- Requirement
Write out the listing again, exactly as it appears below.

== Segment start ==

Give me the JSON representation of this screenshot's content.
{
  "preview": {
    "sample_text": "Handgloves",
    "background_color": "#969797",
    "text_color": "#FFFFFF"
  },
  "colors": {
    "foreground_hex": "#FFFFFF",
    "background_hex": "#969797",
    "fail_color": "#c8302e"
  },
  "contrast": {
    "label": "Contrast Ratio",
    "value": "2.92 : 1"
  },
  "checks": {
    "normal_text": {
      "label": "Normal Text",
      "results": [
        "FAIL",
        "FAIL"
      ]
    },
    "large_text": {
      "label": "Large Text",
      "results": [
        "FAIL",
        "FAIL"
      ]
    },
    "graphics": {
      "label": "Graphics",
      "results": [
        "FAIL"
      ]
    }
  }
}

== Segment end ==

- Exercise response
Give me the JSON representation of this screenshot's content.
{
  "preview": {
    "sample_text": "Handgloves",
    "background_color": "#969797",
    "text_color": "#FFFFFF"
  },
  "colors": {
    "foreground_hex": "#FFFFFF",
    "background_hex": "#969797",
    "fail_color": "#c8302e"
  },
  "contrast": {
    "label": "Contrast Ratio",
    "value": "2.92 : 1"
  },
  "checks": {
    "normal_text": {
      "label": "Normal Text",
      "results": [
        "FAIL",
        "FAIL"
      ]
    },
    "large_text": {
      "label": "Large Text",
      "results": [
        "FAIL",
        "FAIL"
      ]
    },
    "graphics": {
      "label": "Graphics",
      "results": [
        "FAIL"
      ]
    }
  }
}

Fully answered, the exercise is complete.